WASHINGTON – A Senate subcommittee Wednesday restored more than $267 million for the Goddard Space Flight Center, reversing a House cut that could have threatened 1,500 jobs at the Maryland center.
The Goddard money came as part of a sweeping rejection by a Senate Appropriations subcommittee of cuts the full House made last week to funding for the departments of Veterans Affairs, Housing and Urban Development and independent agencies.
Sen. Barbara Mikulski, D-Baltimore, said she was “extremely troubled” by the House bill and described its cuts to NASA as “devastating.”
“The bill we are marking up today will save those NASA jobs,” said Mikulski, the ranking Democrat on the subcommittee, in a prepared statement.
The House last week passed a bill that slashed funding for the National Aeronautics and Space Administration by more than $1 billion, which included the money from Goddard.
The Senate subcommittee Wednesday approved the full $13.5 billion that President Clinton requested for NASA.
The $13.5 billion for NASA provides $5.4 billion for science and technology, including $1.4 billion for earth science. Goddard funding includes $26 million for the Hubble telescope repair mission, $32 million for the Earth Observing System Data Information System (EOSDIS), $7 million for additional uses for EOSDIS data, $500,000 to research air quality in airplanes and $21 million for Sun-Earth Connections.
“I’m on the side of NASA’s employees and the thousands of men and women who work at the Goddard Space Flight Center and other NASA centers around the country,” Mikulski’s statement said.
The full Appropriations Committee is scheduled to vote Thursday on the VA/HUD appropriations bill. Mikulski said she expects the full committee to approve the bill and send it to the Senate for a vote, which has not yet been scheduled.
She called the bill “a work in progress” and acknowledged that members may disagree, but said she remains confident that it will win Senate approval and that the House will agree.
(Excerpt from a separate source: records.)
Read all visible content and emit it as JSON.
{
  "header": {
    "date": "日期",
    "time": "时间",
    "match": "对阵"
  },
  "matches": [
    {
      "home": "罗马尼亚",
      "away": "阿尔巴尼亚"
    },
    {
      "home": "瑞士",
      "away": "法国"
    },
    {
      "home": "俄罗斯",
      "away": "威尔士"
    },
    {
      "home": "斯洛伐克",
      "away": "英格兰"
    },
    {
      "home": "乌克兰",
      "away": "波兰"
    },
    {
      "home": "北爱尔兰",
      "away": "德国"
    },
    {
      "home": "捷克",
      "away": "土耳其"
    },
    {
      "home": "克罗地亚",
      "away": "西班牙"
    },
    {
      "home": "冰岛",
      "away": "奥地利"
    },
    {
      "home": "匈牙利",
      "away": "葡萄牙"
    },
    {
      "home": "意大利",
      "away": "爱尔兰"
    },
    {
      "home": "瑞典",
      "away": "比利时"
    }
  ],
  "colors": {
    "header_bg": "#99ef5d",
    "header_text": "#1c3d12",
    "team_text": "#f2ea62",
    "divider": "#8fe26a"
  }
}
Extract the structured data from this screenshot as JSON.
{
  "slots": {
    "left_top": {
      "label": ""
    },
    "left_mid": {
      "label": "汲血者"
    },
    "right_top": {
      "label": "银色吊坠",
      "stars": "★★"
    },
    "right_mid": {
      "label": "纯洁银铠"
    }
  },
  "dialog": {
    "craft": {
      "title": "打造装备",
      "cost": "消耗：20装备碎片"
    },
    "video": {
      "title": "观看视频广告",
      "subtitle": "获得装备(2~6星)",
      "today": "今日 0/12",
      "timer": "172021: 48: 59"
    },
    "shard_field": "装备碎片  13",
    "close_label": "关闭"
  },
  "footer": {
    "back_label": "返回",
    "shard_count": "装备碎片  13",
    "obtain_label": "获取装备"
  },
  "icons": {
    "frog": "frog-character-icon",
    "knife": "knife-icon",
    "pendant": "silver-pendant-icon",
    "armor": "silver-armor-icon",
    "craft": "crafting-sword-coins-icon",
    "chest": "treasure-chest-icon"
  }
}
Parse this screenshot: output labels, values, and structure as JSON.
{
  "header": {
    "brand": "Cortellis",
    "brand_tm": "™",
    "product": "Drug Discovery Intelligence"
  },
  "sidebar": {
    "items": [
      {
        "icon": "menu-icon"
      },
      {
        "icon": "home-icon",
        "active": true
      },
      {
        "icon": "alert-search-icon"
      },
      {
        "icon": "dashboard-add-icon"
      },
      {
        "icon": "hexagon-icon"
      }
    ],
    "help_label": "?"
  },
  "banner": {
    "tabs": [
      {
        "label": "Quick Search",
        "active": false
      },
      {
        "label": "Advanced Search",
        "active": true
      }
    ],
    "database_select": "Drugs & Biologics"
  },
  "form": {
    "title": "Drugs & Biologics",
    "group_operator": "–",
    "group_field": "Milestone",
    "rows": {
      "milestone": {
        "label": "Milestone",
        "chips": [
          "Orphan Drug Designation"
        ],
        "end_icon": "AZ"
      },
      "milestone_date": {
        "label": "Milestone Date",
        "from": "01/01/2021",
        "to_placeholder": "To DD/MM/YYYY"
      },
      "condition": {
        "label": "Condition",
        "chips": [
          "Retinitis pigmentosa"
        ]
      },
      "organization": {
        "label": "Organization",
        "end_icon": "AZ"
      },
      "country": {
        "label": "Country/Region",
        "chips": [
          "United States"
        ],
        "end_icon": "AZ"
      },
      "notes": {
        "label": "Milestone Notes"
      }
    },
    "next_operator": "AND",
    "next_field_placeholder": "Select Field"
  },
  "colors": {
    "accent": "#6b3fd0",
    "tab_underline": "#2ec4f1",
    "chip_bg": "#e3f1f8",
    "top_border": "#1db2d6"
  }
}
If passed by the House and Senate, the bill will go to President Clinton for his signature. The White House has threatened to veto the House version of the appropriations bill.
“We are staying the course [with NASA funding],” Mikulski said. “We are maintaining last year’s funding level. I believe the House will concur.”
The subcommittee’s action was hailed Wednesday by Goddard Director Al Diaz, who praised the work of Mikulski and Sen. Christopher Bond, R-Mo., the subcommittee chairman.
“This is a tremendous vote for NASA, and for the Goddard Space Flight Center,” Diaz said in a prepared statement. “I know that Chairman `Kit’ Bond, ranking member Sen. Mikulski and the rest of the subcommittee had some very difficult choices to make.”